Most research regarding ecological response to extinction in the fossil record focuses on qualitative, taxonomically based analyses. Shifting to quantitative analyses that incorporate paleocommunity-level data offers a richer ecological perspective on how paleocommunities respond to extinction. During the Late Ordovician (Mohawkian), a regional extinction occurred among marine taxa in the Appalachian Basin of eastern North America. To examine community-level paleoecological change across this extinction boundary, field censusing of macroinvertebrate genera was completed for the Nashville Dome of Tennessee, the Jessamine Dome of central Kentucky, and the Valley and Ridge area of western Virginia.

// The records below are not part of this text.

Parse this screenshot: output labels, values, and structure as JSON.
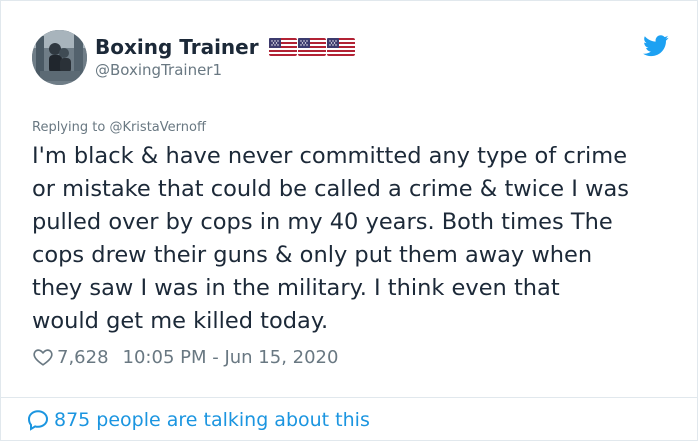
{
  "author": {
    "display_name": "Boxing Trainer",
    "handle": "@BoxingTrainer1",
    "flag_count_label": "3 US flags"
  },
  "reply": {
    "prefix": "Replying to",
    "handle": "@KristaVernoff"
  },
  "tweet": {
    "lines": [
      "I'm black & have never committed any type of crime",
      "or mistake that could be called a crime & twice I was",
      "pulled over by cops in my 40 years. Both times The",
      "cops drew their guns & only put them away when",
      "they saw I was in the military. I think even that",
      "would get me killed today."
    ]
  },
  "meta": {
    "like_count": "7,628",
    "timestamp": "10:05 PM - Jun 15, 2020"
  },
  "conversation": {
    "label": "875 people are talking about this"
  },
  "colors": {
    "twitter_blue": "#1da1f2",
    "link_blue": "#1b95e0",
    "text": "#1c2938",
    "muted": "#697882",
    "divider": "#e1e8ed"
  },
  "icons": {
    "brand": "twitter-bird-icon",
    "like": "heart-icon",
    "conversation": "chat-bubble-icon",
    "flag": "us-flag-icon"
  }
}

In each region, shallow and deep subtidal environments were sampled in four stratigraphic sequences representing preextinction and postextinction intervals (M3 and M4 sequences and M5 and M6 sequences, respectively). Diversity metrics calculated from subsampled field data generally decrease across the extinction boundary and into the M6 sequence, with more significant declines in the deep subtidal facies and Virginia samples. These facies and regional differences in diversity reflect environmental and geographic variability not only in the effects of the extinction but also in the extent of immigration of new taxa to different areas of the basin. Despite diversity declines, evenness varies little among sequences, facies, and regions across the extinction boundary, suggesting no major change to the relative abundance structure of paleocommunities. Analyses of shifts in ecospace use (particularly tiering and motility of taxa) and multivariate ordination, however, also reveal strong environmental and geographic differences in ecological response due to changes in rank abundance of common taxa.

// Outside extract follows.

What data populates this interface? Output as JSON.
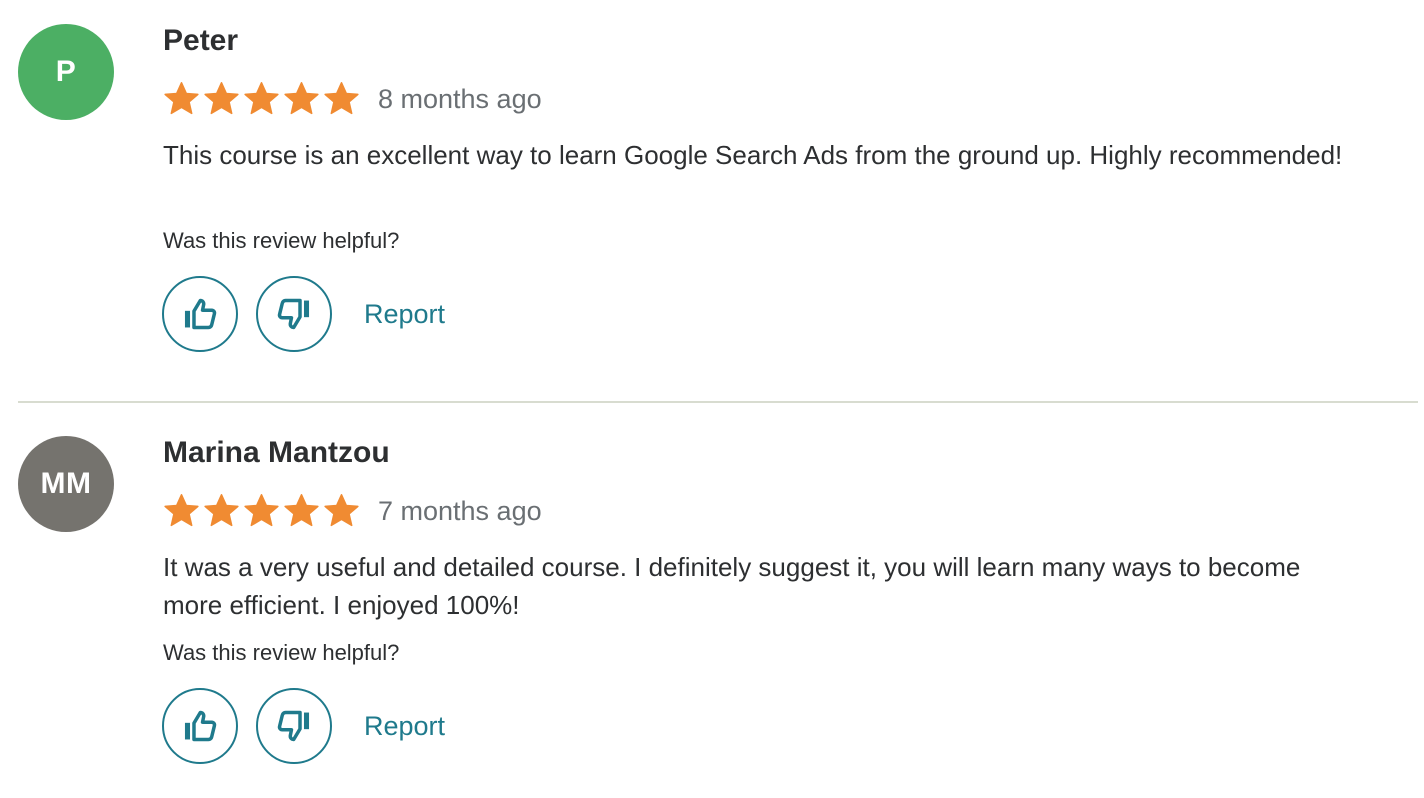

Lower Triassic carbonate sedimentary rocks exhibit fabrics and facies indicative of reduced bioturbation and reduced abundance of skeletal animals and algae relative to their Permian counterparts. Widespread microbial mounds are one widely cited example. Micritic spheroids of probable microbial origin occur at a few horizons in the Spathian (uppermost Lower Triassic) Virgin Limestone Member of the Moenkopi Formation, exposed in southern Nevada. These spheroids (3–12 mm) consist of an irregular framework of micrite clots up to 100 μm in diameter and micrite-walled filaments ∼10 μm wide and <500 μm long. Based upon their microstructure, we suggest that these microbial spheroids formed through the rapid microbial precipitation of calcium carbonate from seawater. As such, they probably represent unattached analogues of Early Triassic microbial mounds. The microbial spheroids formed and lithified rapidly in shallow-water, high-energy settings. Their presence, in concert with other carbonate microbialites from the Moenkopi, is consistent with the observation that microbially mediated precipitation was an important carbonate depositional mode in the aftermath of the end-Permian mass extinction.